*** Available data Section Begins ***

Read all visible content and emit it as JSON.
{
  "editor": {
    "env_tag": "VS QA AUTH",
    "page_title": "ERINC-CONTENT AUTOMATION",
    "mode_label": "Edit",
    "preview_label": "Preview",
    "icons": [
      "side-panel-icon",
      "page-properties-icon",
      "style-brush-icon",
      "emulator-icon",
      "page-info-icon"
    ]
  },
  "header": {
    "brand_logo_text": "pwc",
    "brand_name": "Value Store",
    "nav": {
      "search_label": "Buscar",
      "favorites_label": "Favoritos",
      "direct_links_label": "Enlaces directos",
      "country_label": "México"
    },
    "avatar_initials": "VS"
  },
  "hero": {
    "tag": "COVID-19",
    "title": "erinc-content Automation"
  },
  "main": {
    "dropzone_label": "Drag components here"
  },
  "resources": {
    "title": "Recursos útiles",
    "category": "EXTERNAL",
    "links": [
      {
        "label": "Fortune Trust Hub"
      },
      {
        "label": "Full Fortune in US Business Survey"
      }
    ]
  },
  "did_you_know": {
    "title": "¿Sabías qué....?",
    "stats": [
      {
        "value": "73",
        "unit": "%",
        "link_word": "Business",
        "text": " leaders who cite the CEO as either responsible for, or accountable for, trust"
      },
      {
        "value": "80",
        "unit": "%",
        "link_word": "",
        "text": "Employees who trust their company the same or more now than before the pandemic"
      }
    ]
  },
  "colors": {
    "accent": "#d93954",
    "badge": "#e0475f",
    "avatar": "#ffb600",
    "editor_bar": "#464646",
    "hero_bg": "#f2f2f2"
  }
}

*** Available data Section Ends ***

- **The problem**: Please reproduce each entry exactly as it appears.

- **Result for this task**:
Read all visible content and emit it as JSON.
{
  "editor": {
    "env_tag": "VS QA AUTH",
    "page_title": "ERINC-CONTENT AUTOMATION",
    "mode_label": "Edit",
    "preview_label": "Preview",
    "icons": [
      "side-panel-icon",
      "page-properties-icon",
      "style-brush-icon",
      "emulator-icon",
      "page-info-icon"
    ]
  },
  "header": {
    "brand_logo_text": "pwc",
    "brand_name": "Value Store",
    "nav": {
      "search_label": "Buscar",
      "favorites_label": "Favoritos",
      "direct_links_label": "Enlaces directos",
      "country_label": "México"
    },
    "avatar_initials": "VS"
  },
  "hero": {
    "tag": "COVID-19",
    "title": "erinc-content Automation"
  },
  "main": {
    "dropzone_label": "Drag components here"
  },
  "resources": {
    "title": "Recursos útiles",
    "category": "EXTERNAL",
    "links": [
      {
        "label": "Fortune Trust Hub"
      },
      {
        "label": "Full Fortune in US Business Survey"
      }
    ]
  },
  "did_you_know": {
    "title": "¿Sabías qué....?",
    "stats": [
      {
        "value": "73",
        "unit": "%",
        "link_word": "Business",
        "text": " leaders who cite the CEO as either responsible for, or accountable for, trust"
      },
      {
        "value": "80",
        "unit": "%",
        "link_word": "",
        "text": "Employees who trust their company the same or more now than before the pandemic"
      }
    ]
  },
  "colors": {
    "accent": "#d93954",
    "badge": "#e0475f",
    "avatar": "#ffb600",
    "editor_bar": "#464646",
    "hero_bg": "#f2f2f2"
  }
}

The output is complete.